WHAT IS BEING ASKED: Please return all lines of the data below containing the string "North".

MATERIAL FOR THIS EXERCISE:
================
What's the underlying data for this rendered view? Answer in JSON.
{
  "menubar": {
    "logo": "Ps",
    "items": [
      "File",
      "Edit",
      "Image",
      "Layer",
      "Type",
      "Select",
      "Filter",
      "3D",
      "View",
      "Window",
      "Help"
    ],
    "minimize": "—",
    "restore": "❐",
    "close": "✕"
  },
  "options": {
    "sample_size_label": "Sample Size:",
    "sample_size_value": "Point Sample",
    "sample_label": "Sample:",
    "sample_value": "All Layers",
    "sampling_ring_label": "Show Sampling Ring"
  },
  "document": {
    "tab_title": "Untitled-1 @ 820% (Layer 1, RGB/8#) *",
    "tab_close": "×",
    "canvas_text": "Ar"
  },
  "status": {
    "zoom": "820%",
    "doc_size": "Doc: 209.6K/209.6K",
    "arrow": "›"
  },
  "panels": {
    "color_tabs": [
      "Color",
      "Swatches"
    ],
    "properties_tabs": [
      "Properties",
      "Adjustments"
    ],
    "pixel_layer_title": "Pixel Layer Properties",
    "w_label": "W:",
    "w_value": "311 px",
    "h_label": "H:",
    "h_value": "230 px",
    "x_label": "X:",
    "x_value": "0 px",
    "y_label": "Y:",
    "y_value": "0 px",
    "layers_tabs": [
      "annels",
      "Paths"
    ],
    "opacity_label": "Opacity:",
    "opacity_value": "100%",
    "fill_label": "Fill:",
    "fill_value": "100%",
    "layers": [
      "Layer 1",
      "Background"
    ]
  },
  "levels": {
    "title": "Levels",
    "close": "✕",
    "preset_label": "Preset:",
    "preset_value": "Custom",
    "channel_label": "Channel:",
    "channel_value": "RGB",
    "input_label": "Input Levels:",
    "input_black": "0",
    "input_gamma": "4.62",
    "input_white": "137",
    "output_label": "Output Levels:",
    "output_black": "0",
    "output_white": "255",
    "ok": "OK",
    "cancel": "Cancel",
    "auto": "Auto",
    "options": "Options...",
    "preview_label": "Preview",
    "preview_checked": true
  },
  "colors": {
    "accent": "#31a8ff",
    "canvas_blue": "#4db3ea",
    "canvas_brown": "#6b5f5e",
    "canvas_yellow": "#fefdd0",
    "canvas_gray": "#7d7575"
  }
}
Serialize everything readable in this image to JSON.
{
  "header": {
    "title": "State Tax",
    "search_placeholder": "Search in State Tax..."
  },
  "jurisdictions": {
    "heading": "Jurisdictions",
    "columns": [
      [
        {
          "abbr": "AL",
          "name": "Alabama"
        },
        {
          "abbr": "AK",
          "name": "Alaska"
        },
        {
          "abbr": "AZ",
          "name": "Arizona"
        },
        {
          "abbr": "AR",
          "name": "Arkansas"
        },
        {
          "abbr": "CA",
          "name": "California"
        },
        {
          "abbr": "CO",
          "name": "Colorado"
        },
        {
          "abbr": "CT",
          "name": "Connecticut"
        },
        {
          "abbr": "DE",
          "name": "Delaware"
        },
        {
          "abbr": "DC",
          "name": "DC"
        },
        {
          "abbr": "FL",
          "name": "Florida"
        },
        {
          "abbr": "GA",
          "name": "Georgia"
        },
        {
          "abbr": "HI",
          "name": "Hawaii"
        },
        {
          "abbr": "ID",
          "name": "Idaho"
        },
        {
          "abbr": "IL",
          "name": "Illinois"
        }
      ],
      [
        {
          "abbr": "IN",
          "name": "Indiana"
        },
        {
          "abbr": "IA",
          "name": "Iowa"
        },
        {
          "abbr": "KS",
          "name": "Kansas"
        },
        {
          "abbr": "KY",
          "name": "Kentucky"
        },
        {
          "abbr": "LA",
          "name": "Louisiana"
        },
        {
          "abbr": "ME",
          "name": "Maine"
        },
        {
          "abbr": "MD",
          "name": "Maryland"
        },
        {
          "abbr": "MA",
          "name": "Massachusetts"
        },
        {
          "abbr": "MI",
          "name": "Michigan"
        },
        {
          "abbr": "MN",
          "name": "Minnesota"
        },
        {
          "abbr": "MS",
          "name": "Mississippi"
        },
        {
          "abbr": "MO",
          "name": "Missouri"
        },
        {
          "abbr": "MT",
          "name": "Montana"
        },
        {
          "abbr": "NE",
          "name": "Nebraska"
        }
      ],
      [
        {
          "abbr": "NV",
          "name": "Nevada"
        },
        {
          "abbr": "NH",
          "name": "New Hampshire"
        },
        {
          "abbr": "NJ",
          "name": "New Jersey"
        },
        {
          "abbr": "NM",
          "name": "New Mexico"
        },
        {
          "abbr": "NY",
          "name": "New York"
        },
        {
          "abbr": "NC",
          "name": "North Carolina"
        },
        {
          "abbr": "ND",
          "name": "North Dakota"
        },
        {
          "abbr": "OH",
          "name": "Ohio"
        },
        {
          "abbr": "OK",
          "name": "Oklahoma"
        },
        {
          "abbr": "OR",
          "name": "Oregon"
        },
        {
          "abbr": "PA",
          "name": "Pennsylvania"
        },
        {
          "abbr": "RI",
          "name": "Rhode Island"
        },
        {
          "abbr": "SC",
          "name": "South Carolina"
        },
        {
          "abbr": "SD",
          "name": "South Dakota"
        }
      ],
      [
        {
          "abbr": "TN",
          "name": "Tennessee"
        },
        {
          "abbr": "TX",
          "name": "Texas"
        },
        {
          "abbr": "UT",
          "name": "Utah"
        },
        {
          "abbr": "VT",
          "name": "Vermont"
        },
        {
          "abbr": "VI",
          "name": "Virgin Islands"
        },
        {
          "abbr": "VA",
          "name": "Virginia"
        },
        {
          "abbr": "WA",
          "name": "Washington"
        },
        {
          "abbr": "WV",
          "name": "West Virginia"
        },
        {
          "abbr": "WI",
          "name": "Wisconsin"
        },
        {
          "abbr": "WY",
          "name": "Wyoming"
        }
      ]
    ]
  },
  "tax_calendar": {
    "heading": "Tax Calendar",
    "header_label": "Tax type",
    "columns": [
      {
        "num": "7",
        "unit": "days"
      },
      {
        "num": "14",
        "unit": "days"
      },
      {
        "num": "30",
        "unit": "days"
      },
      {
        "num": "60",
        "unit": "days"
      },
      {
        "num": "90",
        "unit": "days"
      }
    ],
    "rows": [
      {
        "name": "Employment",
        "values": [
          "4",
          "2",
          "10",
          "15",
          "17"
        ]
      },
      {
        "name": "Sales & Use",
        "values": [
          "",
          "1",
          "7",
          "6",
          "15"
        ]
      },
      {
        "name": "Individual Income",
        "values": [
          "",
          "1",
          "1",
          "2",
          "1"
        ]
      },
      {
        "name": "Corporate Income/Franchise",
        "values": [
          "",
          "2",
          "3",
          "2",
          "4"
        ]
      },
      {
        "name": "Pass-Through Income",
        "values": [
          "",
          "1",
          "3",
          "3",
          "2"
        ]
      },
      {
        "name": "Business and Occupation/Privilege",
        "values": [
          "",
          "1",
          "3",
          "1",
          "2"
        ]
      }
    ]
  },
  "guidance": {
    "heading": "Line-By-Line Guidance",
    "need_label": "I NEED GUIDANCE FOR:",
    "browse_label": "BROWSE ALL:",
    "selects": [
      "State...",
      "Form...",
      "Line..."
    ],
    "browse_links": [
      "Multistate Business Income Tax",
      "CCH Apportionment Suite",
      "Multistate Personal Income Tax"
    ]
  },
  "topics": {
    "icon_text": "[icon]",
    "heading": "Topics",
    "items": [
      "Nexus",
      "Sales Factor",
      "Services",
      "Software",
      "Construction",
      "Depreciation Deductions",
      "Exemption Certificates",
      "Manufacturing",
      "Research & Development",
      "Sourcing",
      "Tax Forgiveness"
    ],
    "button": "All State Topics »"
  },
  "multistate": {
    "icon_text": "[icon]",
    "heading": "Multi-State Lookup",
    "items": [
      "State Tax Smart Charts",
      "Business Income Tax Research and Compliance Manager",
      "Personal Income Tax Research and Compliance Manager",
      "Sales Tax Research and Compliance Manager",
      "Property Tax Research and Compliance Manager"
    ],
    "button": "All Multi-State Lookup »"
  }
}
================
RESPONSE AREA:
          "name": "North Carolina"
          "name": "North Dakota"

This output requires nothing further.